The recent publicized suicides of young people due to being bullied in school only point out how toxic this banter can be. Those colors you used are gay, that song you sang in the school play was gay, that club you belong to is gay, and those sneakers are gay, or only a few examples. It is the tone and the caviler way they are commonly thrown about.
Max Vernon is colorful, flamboyant, and fashionably overstated, much like his outstanding music and songwriting. In one of his YouTube video entries, he was asked about a harsh email from his mother where she wrote, listening to your music is like eating nine courses of foie gras, and no one wants that many courses of foie gras. It was an interesting comparison, with apologies to follow. A loving and caring mother was concerned about Max’s appeal to a broader audience. Max Vernon, I believe, can create timeless and great pop songs, and maybe he will someday. But for the last year, he has been recording smart, politically topical, catchy, gender-bending, not neutral material. Max Vernon is true to himself.
Charmingly relevant and bright, he works it from the visual and cerebral to the sonic. That was clear at his set during the Anti Folk Fest at the Sidewalk Cafe. The talent is apparent but what comes through is a genuine performing style that is relaxed and personal. His set was quite beautiful. I'm glad he came with his keyboard placing himself front and center even though I saw a piano on the side of the stage. He didn't go for the easy listen, in fact, he chose to play his most challenging material. I knew I was in for a treat when he opened with “Diamond Dust,” a song with many twists and turns vocally and on keys. He introduced "All I Need" by saying something to the effect, "this song describes my love life." Then he invited us to sing along to the chorus; / you’re not all I need / you’re not all I need / you’re not even close /, but I like you, I like you. Although I like to sing, I wouldn't miss one minute of hearing Max Vernon’s spectacular interpretation. He added some yodeling extras splicing his highest pitch and intertwining it with his awe-inspiring low register.
"Love At Last," dedicated to Michael Jackson, is a brand new song that he had never played live, and it was awesome!!! The new material added an edge of enthusiasm. Playing keys combining Rhythm and Blues circa (mid 60's), back alley honky tonk, and classical. The chorus has a celebratory atmosphere mixed with the somber fate of a fallen Icon; Hallelujah / best friend though we hardly knew you / don’t it feel good to finally be loved at last / till the bullet rips through you.

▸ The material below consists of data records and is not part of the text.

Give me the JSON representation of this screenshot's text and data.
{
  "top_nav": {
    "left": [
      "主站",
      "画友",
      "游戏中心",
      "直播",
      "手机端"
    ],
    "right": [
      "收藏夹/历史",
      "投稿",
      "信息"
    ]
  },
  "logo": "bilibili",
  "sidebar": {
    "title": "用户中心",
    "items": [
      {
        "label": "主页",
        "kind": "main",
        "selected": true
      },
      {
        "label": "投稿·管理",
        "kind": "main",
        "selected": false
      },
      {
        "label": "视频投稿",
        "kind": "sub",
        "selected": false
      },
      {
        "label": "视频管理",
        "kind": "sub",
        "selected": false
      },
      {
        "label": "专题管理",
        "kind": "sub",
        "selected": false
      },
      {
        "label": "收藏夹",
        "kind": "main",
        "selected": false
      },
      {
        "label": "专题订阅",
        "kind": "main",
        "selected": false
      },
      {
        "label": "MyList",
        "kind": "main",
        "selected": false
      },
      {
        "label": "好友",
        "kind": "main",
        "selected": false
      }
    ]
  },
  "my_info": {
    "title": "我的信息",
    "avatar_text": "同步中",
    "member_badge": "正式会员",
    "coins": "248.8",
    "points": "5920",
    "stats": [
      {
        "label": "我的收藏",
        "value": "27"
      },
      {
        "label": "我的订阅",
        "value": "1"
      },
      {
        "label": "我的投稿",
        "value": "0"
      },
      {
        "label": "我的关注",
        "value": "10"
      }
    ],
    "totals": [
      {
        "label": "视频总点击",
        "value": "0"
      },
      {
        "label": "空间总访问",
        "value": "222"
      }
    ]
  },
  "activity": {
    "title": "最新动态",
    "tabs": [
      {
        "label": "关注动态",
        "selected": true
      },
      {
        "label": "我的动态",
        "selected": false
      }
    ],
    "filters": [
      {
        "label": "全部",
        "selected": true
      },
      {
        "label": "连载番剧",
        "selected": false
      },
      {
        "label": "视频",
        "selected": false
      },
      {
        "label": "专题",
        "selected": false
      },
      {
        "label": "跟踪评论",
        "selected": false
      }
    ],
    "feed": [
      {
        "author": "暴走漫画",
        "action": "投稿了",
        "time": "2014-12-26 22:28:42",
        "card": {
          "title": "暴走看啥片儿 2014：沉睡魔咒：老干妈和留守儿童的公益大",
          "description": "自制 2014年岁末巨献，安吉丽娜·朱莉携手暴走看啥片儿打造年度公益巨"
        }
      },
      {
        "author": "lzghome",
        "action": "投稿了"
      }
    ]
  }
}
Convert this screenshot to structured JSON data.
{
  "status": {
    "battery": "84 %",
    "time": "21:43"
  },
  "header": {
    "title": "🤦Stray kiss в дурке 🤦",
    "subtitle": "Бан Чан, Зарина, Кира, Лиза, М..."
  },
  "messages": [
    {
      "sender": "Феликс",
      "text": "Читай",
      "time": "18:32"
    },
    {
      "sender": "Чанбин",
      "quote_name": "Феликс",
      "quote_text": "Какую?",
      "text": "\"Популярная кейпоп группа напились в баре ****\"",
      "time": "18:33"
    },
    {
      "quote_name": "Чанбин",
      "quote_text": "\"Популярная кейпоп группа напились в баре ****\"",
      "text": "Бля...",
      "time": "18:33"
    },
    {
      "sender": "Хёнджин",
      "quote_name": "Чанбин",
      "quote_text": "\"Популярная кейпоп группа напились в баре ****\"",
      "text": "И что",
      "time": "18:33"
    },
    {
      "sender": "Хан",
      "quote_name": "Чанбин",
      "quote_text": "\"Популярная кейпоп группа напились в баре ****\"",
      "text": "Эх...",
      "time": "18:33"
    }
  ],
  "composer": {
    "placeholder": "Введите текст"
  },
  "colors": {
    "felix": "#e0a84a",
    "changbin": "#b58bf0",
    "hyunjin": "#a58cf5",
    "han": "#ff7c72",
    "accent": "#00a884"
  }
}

He ended the set with a Morrissey cover featured on TMS (The Music Slut) compilation dedicated to Morrissey's fiftieth birthday, "Head Master Ritual."
Max Vernon can capture attention through his incredible music gift, but I realized tonight how well he can translate his talent live.
Max Vernon Flickr Set
Clinical Trials Flickr Set
Santos Party House has a nice vibe, and I love the space. The stage is wide and deep, which offers a lot of room for the performers. It has just enough space for the audience, not too big or small. Its square shape appeals to my feng shui sensibilities.
It was a fun, relaxed atmosphere at The Santos Party House, presented by Adult Swim. Our two hosts, Dave Willis (voice of Carl and Meatwad) and Dana Snyder (voice of master shake and Granny on squidbillies) had a prime-time audience familiar with the shtick and inside jokes ready to dive to pick up random objects being thrown from the stage. The early bird crowd was feisty for 7:30 so when Drink Up Buttercup was introduced, I was surprised that they seemed unfamiliar with what they were about to experience.